* Activity *
Every entry must be duplicated word for word.
[Start of section]
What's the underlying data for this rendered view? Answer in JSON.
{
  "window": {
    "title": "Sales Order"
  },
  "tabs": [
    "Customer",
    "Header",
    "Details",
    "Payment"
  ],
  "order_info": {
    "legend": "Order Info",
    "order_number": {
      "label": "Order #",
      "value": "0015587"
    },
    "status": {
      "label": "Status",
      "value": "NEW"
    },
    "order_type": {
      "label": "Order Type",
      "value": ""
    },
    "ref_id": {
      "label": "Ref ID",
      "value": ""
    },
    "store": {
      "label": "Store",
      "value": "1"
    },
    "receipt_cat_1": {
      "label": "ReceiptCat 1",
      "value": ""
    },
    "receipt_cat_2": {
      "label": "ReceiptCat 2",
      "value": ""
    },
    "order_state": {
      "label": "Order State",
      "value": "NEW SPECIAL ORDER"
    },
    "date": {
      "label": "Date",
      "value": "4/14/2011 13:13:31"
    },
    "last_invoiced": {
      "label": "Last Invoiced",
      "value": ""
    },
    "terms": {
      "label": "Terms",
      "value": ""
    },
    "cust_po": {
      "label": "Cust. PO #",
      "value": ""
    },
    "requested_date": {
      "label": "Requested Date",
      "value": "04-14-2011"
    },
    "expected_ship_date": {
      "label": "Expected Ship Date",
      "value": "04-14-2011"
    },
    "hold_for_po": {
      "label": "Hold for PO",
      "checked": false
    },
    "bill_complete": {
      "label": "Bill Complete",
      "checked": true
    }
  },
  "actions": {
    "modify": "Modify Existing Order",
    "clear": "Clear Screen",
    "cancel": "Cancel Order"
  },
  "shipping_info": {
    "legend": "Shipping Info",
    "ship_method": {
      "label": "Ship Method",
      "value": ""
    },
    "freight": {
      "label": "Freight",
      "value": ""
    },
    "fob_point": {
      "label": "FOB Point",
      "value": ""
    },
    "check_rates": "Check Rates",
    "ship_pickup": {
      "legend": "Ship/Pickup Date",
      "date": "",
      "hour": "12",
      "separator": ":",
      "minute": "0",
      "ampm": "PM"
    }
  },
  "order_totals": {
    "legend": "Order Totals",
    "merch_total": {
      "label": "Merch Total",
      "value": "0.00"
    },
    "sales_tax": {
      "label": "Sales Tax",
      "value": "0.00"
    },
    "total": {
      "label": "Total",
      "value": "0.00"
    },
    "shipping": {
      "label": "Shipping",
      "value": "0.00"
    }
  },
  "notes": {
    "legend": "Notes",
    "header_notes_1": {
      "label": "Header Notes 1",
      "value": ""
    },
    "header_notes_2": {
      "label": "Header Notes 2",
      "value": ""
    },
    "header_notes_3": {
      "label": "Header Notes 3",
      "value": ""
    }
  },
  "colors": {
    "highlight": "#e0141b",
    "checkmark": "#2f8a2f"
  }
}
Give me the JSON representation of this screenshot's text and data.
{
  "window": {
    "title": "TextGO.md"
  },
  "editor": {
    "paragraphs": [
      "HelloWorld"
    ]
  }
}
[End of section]
* Answer to the exercise *
What's the underlying data for this rendered view? Answer in JSON.
{
  "window": {
    "title": "Sales Order"
  },
  "tabs": [
    "Customer",
    "Header",
    "Details",
    "Payment"
  ],
  "order_info": {
    "legend": "Order Info",
    "order_number": {
      "label": "Order #",
      "value": "0015587"
    },
    "status": {
      "label": "Status",
      "value": "NEW"
    },
    "order_type": {
      "label": "Order Type",
      "value": ""
    },
    "ref_id": {
      "label": "Ref ID",
      "value": ""
    },
    "store": {
      "label": "Store",
      "value": "1"
    },
    "receipt_cat_1": {
      "label": "ReceiptCat 1",
      "value": ""
    },
    "receipt_cat_2": {
      "label": "ReceiptCat 2",
      "value": ""
    },
    "order_state": {
      "label": "Order State",
      "value": "NEW SPECIAL ORDER"
    },
    "date": {
      "label": "Date",
      "value": "4/14/2011 13:13:31"
    },
    "last_invoiced": {
      "label": "Last Invoiced",
      "value": ""
    },
    "terms": {
      "label": "Terms",
      "value": ""
    },
    "cust_po": {
      "label": "Cust. PO #",
      "value": ""
    },
    "requested_date": {
      "label": "Requested Date",
      "value": "04-14-2011"
    },
    "expected_ship_date": {
      "label": "Expected Ship Date",
      "value": "04-14-2011"
    },
    "hold_for_po": {
      "label": "Hold for PO",
      "checked": false
    },
    "bill_complete": {
      "label": "Bill Complete",
      "checked": true
    }
  },
  "actions": {
    "modify": "Modify Existing Order",
    "clear": "Clear Screen",
    "cancel": "Cancel Order"
  },
  "shipping_info": {
    "legend": "Shipping Info",
    "ship_method": {
      "label": "Ship Method",
      "value": ""
    },
    "freight": {
      "label": "Freight",
      "value": ""
    },
    "fob_point": {
      "label": "FOB Point",
      "value": ""
    },
    "check_rates": "Check Rates",
    "ship_pickup": {
      "legend": "Ship/Pickup Date",
      "date": "",
      "hour": "12",
      "separator": ":",
      "minute": "0",
      "ampm": "PM"
    }
  },
  "order_totals": {
    "legend": "Order Totals",
    "merch_total": {
      "label": "Merch Total",
      "value": "0.00"
    },
    "sales_tax": {
      "label": "Sales Tax",
      "value": "0.00"
    },
    "total": {
      "label": "Total",
      "value": "0.00"
    },
    "shipping": {
      "label": "Shipping",
      "value": "0.00"
    }
  },
  "notes": {
    "legend": "Notes",
    "header_notes_1": {
      "label": "Header Notes 1",
      "value": ""
    },
    "header_notes_2": {
      "label": "Header Notes 2",
      "value": ""
    },
    "header_notes_3": {
      "label": "Header Notes 3",
      "value": ""
    }
  },
  "colors": {
    "highlight": "#e0141b",
    "checkmark": "#2f8a2f"
  }
}
Give me the JSON representation of this screenshot's text and data.
{
  "window": {
    "title": "TextGO.md"
  },
  "editor": {
    "paragraphs": [
      "HelloWorld"
    ]
  }
}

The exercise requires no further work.